When your audiologist suggests that you will hear better with two hearing devices versus one, there is scientific research backing up that recommendation.
Think about it, though. It should make sense. Typically, we have two eyes, two hands, two legs, and two feet. We also have two ears. Biologically we are wired for stereo-like sound. Having two ears assists with hearing in background noise, distinguishing the nuances in speech, hearing from a distance, and locating the direction of sounds.
Hearing loss interferes with all these functions. While hearing devices can’t bring hearing back to “normal”, they can make a difference and help in all these areas.
Another benefit of a binaural fitting (having two hearing aids) is that the overall volume is set lower than if there was just one device. The potential results are less feedback (whistle) from the devices and improved sound quality with less distortion.
Additionally, there is less chance for auditory deprivation, or lack of stimulation to the auditory nerve and associated areas of the brain. When auditory deprivation occurs, it becomes more difficult for the brain to interpret sounds appropriately.

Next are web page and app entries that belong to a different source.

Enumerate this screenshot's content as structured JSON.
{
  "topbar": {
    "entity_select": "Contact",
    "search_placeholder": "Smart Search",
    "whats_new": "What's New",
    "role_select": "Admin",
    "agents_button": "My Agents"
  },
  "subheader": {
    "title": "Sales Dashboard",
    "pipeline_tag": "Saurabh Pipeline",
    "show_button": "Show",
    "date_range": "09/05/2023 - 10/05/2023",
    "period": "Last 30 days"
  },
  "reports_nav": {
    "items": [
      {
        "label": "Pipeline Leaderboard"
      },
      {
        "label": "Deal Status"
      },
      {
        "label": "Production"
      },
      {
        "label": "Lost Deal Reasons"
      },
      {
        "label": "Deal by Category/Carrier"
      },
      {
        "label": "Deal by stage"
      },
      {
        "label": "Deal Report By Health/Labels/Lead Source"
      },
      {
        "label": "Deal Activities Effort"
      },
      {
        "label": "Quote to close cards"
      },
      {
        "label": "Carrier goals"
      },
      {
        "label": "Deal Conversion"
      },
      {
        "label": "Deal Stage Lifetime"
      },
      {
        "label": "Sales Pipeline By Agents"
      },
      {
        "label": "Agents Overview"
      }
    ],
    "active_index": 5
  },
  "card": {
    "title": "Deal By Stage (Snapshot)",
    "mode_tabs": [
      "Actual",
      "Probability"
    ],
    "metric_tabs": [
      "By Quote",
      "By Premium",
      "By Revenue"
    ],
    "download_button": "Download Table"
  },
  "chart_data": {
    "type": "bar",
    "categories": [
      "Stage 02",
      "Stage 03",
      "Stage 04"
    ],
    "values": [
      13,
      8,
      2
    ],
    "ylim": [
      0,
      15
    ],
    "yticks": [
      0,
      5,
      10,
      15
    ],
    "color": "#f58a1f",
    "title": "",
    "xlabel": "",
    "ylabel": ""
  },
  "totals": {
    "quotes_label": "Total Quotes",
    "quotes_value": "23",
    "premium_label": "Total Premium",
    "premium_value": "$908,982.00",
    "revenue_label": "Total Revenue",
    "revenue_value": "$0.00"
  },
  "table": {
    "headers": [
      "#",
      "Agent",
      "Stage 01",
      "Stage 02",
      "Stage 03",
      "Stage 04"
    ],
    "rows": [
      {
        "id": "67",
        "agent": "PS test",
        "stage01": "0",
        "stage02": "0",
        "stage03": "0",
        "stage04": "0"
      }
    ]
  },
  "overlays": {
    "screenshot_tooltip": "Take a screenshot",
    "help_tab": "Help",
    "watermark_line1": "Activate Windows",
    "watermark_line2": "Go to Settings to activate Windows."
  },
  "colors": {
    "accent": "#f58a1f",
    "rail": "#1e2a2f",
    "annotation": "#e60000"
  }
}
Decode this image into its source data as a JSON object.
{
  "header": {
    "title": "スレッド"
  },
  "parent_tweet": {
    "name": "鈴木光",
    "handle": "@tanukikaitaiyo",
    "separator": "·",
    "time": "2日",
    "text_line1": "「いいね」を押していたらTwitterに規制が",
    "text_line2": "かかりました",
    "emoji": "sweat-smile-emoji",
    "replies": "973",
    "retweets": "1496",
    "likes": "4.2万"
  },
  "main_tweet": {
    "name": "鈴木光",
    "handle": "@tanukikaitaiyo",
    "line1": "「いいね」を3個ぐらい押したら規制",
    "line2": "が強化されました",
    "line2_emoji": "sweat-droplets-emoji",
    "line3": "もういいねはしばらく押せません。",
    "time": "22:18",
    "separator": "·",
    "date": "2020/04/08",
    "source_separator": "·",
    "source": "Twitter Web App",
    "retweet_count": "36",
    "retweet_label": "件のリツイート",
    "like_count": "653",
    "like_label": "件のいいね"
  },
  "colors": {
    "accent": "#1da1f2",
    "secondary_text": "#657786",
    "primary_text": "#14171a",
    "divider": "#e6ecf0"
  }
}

Speech can become harder to understand even when it’s loud enough, making hearing even more difficult.